Smarter Power To The Poconos

This is an archived article and the information in the article may be outdated. Please look at the time stamp on the story to see when it was last updated.

POCONO TOWNSHIP -- Power lines in the Poconos are becoming "smarter" with the help of some new technology.

Crews from PPL were busy Thursday installing devices that will be able to sense when there's a power outage.

For PPL customers in Monroe County, power outages may now happen less often and won't last nearly as long.

Hundreds of "smart grid devices" are going up along power lines and are designed to help keep the lights on.

"It's the way that we can improve our liability for customers, help restore customers quicker in the event of an outage," said PPL area supervisor Aaron Lynn.

PPL says more than 200 of these devices are going up throughout the Poconos. Computers will be able to detect when there's a problem, from a squirrel screwing up the lines, to downed trees, or even an accident.

"The computer system now talks to every device, every 15 minutes, and if there is a problem, it will automatically recognize that problem," said telecommunication standards manager Timothy Figura

PPL believes the $10 million investment will reduce long outages, such as those caused by Hurricane Sandy when some areas were without power for days.

"Any outage event, whether it's a minor thunderstorm or a major severe weather event such as Hurricane Sandy, this system and these devices will absolutely help," said Lynn.

In addition to this smart grid technology installation, crews are also going to start installing a Hendrix cable that will help reduce power outages in heavily-treed areas, something many people are looking forward to.

"That's fantastic. We'd love to see that. There's times where when the lights blink your heart always drops," said Bob Jakubowitz at the Tannersville Inn.

The general manager of the Tannersville Inn says when his dining room is full, power outages can hurt his bottom line. He welcomes this smart power upgrade outside his restaurant.

"Everybody looks around in a semi-panic wondering 'what's the story?' And if it's only out for a short period of time rather than waiting for a truck to come in with linemen, we're all for it."

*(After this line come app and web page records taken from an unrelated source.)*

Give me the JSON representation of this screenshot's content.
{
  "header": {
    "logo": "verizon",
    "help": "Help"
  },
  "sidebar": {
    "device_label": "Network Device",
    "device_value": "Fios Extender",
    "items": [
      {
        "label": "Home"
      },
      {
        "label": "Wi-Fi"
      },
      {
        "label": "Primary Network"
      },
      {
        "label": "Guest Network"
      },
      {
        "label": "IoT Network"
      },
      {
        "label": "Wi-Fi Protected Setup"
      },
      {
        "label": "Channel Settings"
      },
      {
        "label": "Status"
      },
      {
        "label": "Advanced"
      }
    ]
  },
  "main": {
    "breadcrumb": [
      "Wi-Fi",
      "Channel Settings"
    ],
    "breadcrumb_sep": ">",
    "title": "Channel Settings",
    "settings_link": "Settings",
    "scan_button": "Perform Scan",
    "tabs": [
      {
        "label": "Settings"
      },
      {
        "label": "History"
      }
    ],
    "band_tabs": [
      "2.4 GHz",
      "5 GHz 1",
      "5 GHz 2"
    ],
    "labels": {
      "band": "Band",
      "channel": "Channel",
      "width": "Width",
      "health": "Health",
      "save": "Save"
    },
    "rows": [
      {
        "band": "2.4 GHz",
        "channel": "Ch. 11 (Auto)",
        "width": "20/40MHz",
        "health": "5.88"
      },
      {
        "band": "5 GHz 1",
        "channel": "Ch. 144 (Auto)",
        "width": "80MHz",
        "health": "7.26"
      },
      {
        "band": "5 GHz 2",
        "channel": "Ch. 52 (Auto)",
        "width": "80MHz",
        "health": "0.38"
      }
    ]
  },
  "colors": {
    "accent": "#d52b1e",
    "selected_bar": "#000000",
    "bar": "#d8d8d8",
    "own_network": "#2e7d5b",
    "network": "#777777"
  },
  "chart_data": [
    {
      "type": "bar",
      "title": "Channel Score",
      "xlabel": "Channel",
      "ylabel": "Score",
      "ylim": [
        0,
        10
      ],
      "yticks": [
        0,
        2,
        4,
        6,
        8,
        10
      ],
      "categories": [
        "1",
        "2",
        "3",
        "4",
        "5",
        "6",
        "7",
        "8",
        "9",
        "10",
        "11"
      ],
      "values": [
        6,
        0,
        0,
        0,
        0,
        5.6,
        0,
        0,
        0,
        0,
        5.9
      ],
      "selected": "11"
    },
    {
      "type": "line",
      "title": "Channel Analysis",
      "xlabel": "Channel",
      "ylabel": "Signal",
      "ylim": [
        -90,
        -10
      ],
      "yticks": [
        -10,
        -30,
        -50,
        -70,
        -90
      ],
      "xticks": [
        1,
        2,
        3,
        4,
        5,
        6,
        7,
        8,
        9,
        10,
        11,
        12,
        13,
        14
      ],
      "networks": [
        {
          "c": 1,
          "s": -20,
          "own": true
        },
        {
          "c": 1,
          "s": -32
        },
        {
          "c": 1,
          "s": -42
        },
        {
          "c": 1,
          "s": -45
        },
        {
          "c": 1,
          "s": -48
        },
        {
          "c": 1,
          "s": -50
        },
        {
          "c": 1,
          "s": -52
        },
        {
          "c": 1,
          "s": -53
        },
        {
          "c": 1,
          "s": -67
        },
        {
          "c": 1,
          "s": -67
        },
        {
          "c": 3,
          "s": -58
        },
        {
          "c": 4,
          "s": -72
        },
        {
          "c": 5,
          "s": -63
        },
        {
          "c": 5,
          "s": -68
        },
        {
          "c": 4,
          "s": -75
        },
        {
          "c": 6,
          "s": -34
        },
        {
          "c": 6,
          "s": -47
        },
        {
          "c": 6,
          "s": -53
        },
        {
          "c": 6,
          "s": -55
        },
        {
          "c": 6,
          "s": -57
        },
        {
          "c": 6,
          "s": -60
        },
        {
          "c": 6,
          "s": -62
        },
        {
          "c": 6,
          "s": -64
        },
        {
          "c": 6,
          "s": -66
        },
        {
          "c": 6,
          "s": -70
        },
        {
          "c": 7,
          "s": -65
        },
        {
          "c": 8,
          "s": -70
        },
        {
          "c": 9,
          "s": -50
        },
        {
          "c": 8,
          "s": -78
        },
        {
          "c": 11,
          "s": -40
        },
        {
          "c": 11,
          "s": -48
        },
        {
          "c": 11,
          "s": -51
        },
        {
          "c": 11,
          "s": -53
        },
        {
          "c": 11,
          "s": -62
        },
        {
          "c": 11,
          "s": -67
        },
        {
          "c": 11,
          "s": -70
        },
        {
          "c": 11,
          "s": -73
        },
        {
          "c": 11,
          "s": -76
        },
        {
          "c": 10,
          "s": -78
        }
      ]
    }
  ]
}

The project won't be causing any PPL customers to see their bills go up either.

Company officials say this project has already been budgeted for and should be complete by November.